• Activity:
Search the records below for the word "Output", then return every line where it appears.

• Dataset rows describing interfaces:
----

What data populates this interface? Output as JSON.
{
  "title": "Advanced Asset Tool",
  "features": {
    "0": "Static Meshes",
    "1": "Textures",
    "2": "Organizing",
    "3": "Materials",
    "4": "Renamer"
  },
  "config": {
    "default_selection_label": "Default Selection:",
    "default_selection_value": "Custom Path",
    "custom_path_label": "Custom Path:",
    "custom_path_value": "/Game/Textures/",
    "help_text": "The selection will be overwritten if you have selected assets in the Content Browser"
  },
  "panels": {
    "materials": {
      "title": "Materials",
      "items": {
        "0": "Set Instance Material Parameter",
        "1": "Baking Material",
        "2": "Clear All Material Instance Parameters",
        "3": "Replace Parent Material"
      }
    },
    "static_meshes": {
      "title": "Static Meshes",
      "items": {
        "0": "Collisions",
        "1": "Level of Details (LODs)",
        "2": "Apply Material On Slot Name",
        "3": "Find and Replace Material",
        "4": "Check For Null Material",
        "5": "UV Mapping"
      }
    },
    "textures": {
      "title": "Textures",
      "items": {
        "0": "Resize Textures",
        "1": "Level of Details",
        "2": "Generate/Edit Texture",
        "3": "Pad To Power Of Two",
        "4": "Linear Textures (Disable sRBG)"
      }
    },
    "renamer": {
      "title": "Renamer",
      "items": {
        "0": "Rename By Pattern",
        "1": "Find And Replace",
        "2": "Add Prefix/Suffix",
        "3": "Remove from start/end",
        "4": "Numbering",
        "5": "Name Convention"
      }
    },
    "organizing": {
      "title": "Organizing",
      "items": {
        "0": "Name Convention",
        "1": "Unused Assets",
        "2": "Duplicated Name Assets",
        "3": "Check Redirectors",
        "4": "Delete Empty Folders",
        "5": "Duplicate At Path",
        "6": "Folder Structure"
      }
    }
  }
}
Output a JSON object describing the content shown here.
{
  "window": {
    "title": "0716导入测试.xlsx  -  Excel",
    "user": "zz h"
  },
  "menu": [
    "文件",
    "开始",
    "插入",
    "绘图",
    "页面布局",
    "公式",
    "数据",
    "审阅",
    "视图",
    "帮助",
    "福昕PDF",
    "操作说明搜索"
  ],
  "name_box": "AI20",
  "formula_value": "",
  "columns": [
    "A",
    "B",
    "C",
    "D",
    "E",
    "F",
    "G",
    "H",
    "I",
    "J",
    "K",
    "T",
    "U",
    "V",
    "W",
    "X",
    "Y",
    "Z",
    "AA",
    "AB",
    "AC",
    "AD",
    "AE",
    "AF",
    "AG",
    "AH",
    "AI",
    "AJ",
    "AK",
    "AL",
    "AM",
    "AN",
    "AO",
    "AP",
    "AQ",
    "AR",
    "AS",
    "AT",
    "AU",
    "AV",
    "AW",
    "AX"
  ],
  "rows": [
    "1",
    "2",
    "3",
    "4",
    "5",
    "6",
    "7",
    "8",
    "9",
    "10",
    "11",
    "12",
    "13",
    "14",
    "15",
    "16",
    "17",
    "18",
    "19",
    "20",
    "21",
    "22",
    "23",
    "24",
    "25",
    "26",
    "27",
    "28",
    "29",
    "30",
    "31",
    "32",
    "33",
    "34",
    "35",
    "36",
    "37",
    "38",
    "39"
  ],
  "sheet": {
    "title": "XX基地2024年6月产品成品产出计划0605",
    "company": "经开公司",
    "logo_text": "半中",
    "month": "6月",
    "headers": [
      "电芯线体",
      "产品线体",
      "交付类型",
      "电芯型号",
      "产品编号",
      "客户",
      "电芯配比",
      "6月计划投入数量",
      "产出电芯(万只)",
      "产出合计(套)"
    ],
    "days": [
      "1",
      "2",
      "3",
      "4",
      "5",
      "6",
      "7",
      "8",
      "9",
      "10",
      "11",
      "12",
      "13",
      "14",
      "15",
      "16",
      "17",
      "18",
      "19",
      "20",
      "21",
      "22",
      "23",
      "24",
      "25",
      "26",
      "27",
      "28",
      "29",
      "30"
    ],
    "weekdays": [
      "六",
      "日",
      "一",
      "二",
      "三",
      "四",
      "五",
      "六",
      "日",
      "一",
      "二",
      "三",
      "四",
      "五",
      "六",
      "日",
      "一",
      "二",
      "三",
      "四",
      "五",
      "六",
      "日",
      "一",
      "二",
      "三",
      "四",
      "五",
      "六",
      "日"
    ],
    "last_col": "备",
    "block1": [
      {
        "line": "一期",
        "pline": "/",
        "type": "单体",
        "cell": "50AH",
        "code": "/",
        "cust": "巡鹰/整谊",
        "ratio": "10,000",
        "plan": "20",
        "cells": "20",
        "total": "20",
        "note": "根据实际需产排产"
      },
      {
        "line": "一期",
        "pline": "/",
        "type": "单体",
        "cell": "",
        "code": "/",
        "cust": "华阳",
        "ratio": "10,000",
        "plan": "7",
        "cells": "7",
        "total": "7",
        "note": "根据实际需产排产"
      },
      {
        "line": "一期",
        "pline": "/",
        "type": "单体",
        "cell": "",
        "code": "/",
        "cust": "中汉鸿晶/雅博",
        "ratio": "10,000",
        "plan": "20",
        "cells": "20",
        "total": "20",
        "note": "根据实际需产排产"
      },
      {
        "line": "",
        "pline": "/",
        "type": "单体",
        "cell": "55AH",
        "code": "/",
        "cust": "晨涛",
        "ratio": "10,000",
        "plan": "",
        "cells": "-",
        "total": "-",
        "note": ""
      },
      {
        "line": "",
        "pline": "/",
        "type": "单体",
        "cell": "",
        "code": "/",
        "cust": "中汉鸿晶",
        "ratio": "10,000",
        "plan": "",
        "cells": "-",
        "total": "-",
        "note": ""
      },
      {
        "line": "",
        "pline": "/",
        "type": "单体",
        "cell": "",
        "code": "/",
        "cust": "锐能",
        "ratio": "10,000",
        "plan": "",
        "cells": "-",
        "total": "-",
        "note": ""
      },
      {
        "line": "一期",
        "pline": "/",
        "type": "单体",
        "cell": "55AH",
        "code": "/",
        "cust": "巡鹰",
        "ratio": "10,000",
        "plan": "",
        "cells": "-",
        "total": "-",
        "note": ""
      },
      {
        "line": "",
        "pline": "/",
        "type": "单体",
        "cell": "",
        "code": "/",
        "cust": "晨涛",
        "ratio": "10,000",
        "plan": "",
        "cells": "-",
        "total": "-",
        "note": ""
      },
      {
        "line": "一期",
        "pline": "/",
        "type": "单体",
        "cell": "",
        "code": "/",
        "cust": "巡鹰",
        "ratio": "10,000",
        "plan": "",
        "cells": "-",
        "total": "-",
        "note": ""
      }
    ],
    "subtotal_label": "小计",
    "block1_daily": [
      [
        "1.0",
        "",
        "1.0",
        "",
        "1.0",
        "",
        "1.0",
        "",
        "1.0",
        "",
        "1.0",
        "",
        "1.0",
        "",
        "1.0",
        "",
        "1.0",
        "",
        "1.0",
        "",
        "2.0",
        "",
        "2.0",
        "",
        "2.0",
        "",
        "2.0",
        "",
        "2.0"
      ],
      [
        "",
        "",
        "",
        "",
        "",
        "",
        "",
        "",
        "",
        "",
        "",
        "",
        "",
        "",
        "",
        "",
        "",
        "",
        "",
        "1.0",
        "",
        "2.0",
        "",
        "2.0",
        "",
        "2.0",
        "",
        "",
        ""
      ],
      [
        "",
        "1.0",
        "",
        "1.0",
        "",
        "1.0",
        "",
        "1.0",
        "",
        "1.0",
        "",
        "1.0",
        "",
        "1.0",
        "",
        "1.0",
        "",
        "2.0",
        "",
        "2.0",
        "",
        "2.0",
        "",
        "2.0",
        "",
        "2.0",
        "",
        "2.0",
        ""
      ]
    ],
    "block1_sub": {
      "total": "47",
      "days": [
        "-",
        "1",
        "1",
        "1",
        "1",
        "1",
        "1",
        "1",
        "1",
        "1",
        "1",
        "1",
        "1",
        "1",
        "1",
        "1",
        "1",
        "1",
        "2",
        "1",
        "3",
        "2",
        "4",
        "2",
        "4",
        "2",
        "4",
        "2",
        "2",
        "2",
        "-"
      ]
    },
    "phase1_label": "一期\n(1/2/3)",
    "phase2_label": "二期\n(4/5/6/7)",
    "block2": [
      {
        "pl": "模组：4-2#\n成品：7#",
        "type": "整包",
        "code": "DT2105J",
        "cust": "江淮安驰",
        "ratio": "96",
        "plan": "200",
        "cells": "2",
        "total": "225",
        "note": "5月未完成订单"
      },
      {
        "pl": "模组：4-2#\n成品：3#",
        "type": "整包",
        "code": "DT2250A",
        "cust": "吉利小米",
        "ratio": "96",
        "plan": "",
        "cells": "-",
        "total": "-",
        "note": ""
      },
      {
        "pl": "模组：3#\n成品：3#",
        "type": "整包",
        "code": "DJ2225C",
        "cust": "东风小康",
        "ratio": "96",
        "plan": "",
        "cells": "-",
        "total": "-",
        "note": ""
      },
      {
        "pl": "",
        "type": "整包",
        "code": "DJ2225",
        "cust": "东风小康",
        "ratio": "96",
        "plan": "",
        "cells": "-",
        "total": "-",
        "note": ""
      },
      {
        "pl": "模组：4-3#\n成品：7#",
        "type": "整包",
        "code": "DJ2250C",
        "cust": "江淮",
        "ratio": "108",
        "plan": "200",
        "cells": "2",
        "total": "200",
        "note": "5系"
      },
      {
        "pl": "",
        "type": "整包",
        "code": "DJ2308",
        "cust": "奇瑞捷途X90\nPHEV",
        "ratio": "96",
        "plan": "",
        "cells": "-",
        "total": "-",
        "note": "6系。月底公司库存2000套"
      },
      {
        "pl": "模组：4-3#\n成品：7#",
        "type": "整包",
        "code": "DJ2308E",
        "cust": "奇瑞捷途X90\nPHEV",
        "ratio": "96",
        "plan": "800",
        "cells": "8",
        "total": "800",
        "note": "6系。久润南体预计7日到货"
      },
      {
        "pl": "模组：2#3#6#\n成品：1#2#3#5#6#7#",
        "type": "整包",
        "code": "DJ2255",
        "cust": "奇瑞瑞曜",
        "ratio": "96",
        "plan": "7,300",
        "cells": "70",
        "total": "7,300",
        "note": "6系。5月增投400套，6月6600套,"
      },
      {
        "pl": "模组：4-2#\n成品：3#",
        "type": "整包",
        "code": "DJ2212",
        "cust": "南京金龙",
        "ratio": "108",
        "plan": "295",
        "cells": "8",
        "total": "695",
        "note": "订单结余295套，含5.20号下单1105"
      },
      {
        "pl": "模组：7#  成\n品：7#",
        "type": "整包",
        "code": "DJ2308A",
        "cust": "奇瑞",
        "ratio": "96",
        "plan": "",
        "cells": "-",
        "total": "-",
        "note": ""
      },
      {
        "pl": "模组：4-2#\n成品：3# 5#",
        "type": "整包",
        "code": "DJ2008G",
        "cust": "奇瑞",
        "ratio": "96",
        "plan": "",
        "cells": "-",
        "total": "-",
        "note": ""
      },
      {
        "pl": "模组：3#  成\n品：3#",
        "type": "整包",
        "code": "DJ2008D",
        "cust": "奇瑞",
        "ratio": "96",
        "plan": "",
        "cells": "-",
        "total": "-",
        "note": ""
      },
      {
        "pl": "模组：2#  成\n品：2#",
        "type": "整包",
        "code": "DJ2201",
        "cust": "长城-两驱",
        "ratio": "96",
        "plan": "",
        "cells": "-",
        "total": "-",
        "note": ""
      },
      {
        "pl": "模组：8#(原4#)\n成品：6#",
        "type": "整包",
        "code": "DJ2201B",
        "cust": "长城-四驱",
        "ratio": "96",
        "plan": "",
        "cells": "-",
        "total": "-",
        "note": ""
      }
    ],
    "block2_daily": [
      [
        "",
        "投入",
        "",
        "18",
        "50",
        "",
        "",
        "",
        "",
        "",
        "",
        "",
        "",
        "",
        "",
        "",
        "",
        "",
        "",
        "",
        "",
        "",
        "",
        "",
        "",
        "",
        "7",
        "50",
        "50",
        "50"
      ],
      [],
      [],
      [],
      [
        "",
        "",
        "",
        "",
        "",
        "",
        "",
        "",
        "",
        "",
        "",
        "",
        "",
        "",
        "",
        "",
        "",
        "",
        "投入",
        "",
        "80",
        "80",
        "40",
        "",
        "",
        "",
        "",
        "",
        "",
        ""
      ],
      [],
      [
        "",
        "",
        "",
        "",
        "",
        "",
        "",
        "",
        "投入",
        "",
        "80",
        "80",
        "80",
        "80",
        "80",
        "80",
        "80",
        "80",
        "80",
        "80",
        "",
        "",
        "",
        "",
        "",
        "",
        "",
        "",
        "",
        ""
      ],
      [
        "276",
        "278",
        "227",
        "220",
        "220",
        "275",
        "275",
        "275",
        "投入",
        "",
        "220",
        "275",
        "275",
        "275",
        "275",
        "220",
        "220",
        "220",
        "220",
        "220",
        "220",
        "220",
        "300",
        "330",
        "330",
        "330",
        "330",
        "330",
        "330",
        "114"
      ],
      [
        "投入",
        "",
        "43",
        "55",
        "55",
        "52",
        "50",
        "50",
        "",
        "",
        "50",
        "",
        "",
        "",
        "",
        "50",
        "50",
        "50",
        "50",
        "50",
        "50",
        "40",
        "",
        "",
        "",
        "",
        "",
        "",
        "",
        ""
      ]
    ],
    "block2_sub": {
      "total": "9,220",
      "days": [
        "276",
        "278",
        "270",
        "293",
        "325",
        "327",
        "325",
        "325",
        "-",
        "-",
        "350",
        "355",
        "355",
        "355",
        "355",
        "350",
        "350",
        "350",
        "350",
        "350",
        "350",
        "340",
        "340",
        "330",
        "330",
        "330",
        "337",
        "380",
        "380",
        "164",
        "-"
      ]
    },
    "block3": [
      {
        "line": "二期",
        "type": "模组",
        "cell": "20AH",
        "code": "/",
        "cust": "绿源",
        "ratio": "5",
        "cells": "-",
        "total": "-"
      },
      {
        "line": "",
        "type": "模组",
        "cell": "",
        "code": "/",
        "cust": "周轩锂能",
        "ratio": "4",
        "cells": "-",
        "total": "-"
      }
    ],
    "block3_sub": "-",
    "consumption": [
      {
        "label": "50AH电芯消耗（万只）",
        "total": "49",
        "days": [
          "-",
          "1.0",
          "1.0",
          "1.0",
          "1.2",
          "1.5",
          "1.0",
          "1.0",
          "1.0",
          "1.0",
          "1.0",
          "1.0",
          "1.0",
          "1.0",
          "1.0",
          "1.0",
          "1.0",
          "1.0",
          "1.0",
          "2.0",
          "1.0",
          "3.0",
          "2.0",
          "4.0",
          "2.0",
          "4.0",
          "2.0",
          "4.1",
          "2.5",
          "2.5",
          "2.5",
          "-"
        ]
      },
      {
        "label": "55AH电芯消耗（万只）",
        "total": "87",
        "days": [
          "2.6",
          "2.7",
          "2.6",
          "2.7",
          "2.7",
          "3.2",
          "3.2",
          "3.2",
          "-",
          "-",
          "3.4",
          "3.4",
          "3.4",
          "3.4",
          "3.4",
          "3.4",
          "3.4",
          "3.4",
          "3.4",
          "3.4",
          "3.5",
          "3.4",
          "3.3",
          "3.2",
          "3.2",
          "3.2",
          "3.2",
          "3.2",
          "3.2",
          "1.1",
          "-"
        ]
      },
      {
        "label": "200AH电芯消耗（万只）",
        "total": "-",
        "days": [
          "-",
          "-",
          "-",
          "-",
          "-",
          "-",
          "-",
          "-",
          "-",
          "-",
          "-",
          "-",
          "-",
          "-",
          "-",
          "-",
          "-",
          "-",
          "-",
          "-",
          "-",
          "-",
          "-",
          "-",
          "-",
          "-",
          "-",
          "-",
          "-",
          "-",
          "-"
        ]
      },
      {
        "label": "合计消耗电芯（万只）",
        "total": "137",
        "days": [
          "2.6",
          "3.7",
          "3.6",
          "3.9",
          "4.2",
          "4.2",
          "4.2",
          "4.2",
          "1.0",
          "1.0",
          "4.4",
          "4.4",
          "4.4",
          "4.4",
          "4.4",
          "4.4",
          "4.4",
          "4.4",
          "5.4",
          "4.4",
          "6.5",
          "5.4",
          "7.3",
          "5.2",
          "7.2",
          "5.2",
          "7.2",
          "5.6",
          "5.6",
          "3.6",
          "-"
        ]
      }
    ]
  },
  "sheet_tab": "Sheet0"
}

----

• Solution for this task:
What data populates this interface? Output as JSON.
Output a JSON object describing the content shown here.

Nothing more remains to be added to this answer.